Happy Labor Day! This summer flew by, and was a busy one for me. While I didn't get much vacation time this year, I'm grateful to have had a few opportunities to slow down and do some drawing just for me. Here's a quick sunset painting from early August, at one of my favorite spots in Pocasset, on Cape Cod MA, where I grew up.
In honor of Herman Melville's birthday today, here's a drawing I did last summer of the Whaleman's Chapel (aka the Seamen's Bethel) from Melville's Moby Dick. The Seamen's Bethel was built in 1832 as a nondemoninational church for the many whalemen to whom New Bedford was home port. It was tradition that one would visit the bethel at least once before setting out to sea. Melville himself came to New Bedford in December of 1840 and stayed until January the next year, attending many services here.
In honor of Independence Day, I'd like to share a few drawings of the Mayflower II done on location in Plymouth MA last weekend.
Although the tradition of Independence Day was born of the Revolutionary War, the seeds of our country's independence were first planted on September 6th 1620 when the Mayflower set sail from Plymouth England carrying 102 "brave" (or certifiably insane, depending on how you look at it) passengers looking to start a new life.
After two agonizing, stormy months at sea, cramped in dank conditions below deck, the colonists arrived in the New World.

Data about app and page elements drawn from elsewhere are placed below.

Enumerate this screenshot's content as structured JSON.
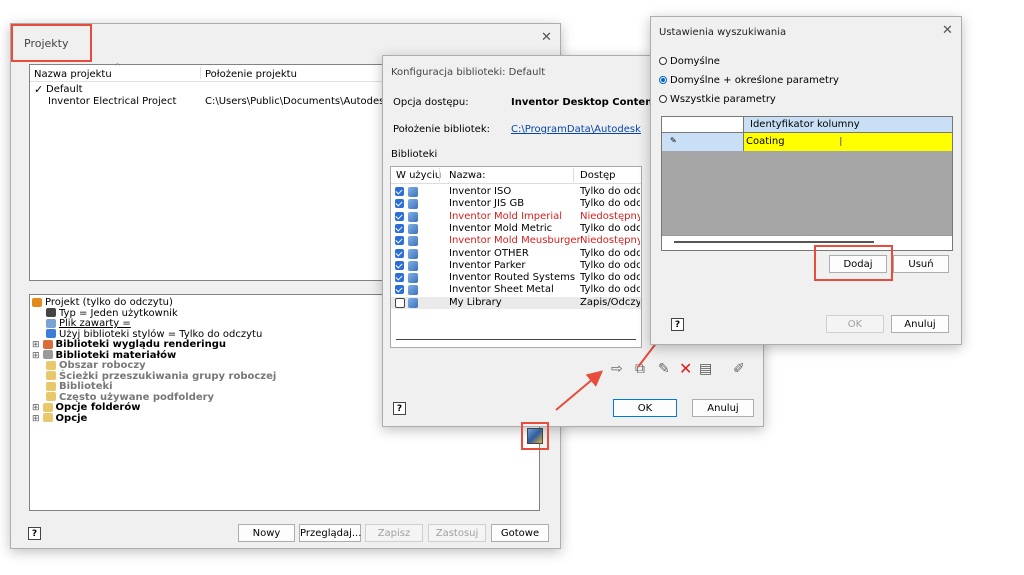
{
  "projekty": {
    "title": "Projekty",
    "columns": [
      "Nazwa projektu",
      "Położenie projektu"
    ],
    "projects": [
      {
        "check": "✓",
        "name": "Default",
        "path": ""
      },
      {
        "check": "",
        "name": "Inventor Electrical Project",
        "path": "C:\\Users\\Public\\Documents\\Autodesk\\In"
      }
    ],
    "tree": [
      {
        "label": "Projekt (tylko do odczytu)",
        "bold": false,
        "gray": false,
        "expander": "",
        "icon": "project-icon",
        "indent": 0
      },
      {
        "label": "Typ = Jeden użytkownik",
        "bold": false,
        "gray": false,
        "expander": "",
        "icon": "user-icon",
        "indent": 1
      },
      {
        "label": "Plik zawarty = ",
        "bold": false,
        "gray": false,
        "expander": "",
        "icon": "file-icon",
        "indent": 1,
        "underline": true
      },
      {
        "label": "Użyj biblioteki stylów = Tylko do odczytu",
        "bold": false,
        "gray": false,
        "expander": "",
        "icon": "style-icon",
        "indent": 1
      },
      {
        "label": "Biblioteki wyglądu renderingu",
        "bold": true,
        "gray": false,
        "expander": "⊞",
        "icon": "render-icon",
        "indent": 0
      },
      {
        "label": "Biblioteki materiałów",
        "bold": true,
        "gray": false,
        "expander": "⊞",
        "icon": "material-icon",
        "indent": 0
      },
      {
        "label": "Obszar roboczy",
        "bold": true,
        "gray": true,
        "expander": "",
        "icon": "folder-icon",
        "indent": 1
      },
      {
        "label": "Ścieżki przeszukiwania grupy roboczej",
        "bold": true,
        "gray": true,
        "expander": "",
        "icon": "folder-icon",
        "indent": 1
      },
      {
        "label": "Biblioteki",
        "bold": true,
        "gray": true,
        "expander": "",
        "icon": "folder-icon",
        "indent": 1
      },
      {
        "label": "Często używane podfoldery",
        "bold": true,
        "gray": true,
        "expander": "",
        "icon": "folder-icon",
        "indent": 1
      },
      {
        "label": "Opcje folderów",
        "bold": true,
        "gray": false,
        "expander": "⊞",
        "icon": "folder-icon",
        "indent": 0
      },
      {
        "label": "Opcje",
        "bold": true,
        "gray": false,
        "expander": "⊞",
        "icon": "folder-icon",
        "indent": 0
      }
    ],
    "buttons": {
      "new": "Nowy",
      "browse": "Przeglądaj...",
      "save": "Zapisz",
      "apply": "Zastosuj",
      "done": "Gotowe"
    }
  },
  "konfig": {
    "title": "Konfiguracja biblioteki: Default",
    "access_label": "Opcja dostępu:",
    "access_value": "Inventor Desktop Content",
    "location_label": "Położenie bibliotek:",
    "location_value": "C:\\ProgramData\\Autodesk\\Inve",
    "section": "Biblioteki",
    "columns": [
      "W użyciu",
      "Nazwa:",
      "Dostęp"
    ],
    "libraries": [
      {
        "checked": true,
        "name": "Inventor ISO",
        "access": "Tylko do odczytu",
        "red": false
      },
      {
        "checked": true,
        "name": "Inventor JIS GB",
        "access": "Tylko do odczytu",
        "red": false
      },
      {
        "checked": true,
        "name": "Inventor Mold Imperial",
        "access": "Niedostępny",
        "red": true
      },
      {
        "checked": true,
        "name": "Inventor Mold Metric",
        "access": "Tylko do odczytu",
        "red": false
      },
      {
        "checked": true,
        "name": "Inventor Mold Meusburger",
        "access": "Niedostępny",
        "red": true
      },
      {
        "checked": true,
        "name": "Inventor OTHER",
        "access": "Tylko do odczytu",
        "red": false
      },
      {
        "checked": true,
        "name": "Inventor Parker",
        "access": "Tylko do odczytu",
        "red": false
      },
      {
        "checked": true,
        "name": "Inventor Routed Systems",
        "access": "Tylko do odczytu",
        "red": false
      },
      {
        "checked": true,
        "name": "Inventor Sheet Metal",
        "access": "Tylko do odczytu",
        "red": false
      },
      {
        "checked": false,
        "name": "My Library",
        "access": "Zapis/Odczyt",
        "red": false
      }
    ],
    "buttons": {
      "ok": "OK",
      "cancel": "Anuluj"
    }
  },
  "ustawienia": {
    "title": "Ustawienia wyszukiwania",
    "options": [
      {
        "label": "Domyślne",
        "selected": false
      },
      {
        "label": "Domyślne + określone parametry",
        "selected": true
      },
      {
        "label": "Wszystkie parametry",
        "selected": false
      }
    ],
    "grid_header": "Identyfikator kolumny",
    "grid_value": "Coating",
    "buttons": {
      "add": "Dodaj",
      "remove": "Usuń",
      "ok": "OK",
      "cancel": "Anuluj"
    }
  },
  "colors": {
    "highlight": "#e74c3c",
    "link": "#0645ad",
    "red_text": "#d42020",
    "grid_yellow": "#ffff00",
    "grid_blue": "#c9dff5"
  }
}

Five passengers perished at sea, and during the first winter more than half of the colonists died from malnutrition, disease, and harsh weather.
Two women gave birth on the Mayflower; Elizabeth Hopkins gave birth to a son, Oceanus during the journey, and Susanna White gave birth to a son Peregrine while the ship was anchored in Cape Cod Harbor.
It's believed that none of the colonists would have survived the first winter without the help of the local Wampanoags, who taught the colonists how to hunt, fish, and grow corn, beans and squash.
So today, while we celebrate our independence and recognize the people who risked their lives to found this country, we should really be recognizing and thanking the Native Americans, whose generosity and respect for life helped many of our ancestors survive the first few years here (and who, not long after, faced genocide and were forced out of their homelands at the hands of the colonists, leading to hundreds of years of systemic oppression which continues to be perpetuated to this day).
With a snowstorm to ring in the first day of spring this year, I was certain winter would never end. As sick as I have become of layers, hunching into my jacket and doing the penguin waddle over treacherous sidewalks, the harsh cold was not without its beauty. Here are a few little watercolors I made on a trip to Mystic Seaport with Dalvero Academy this past February. We will be back this weekend, and here's hoping the snow and ice have thawed!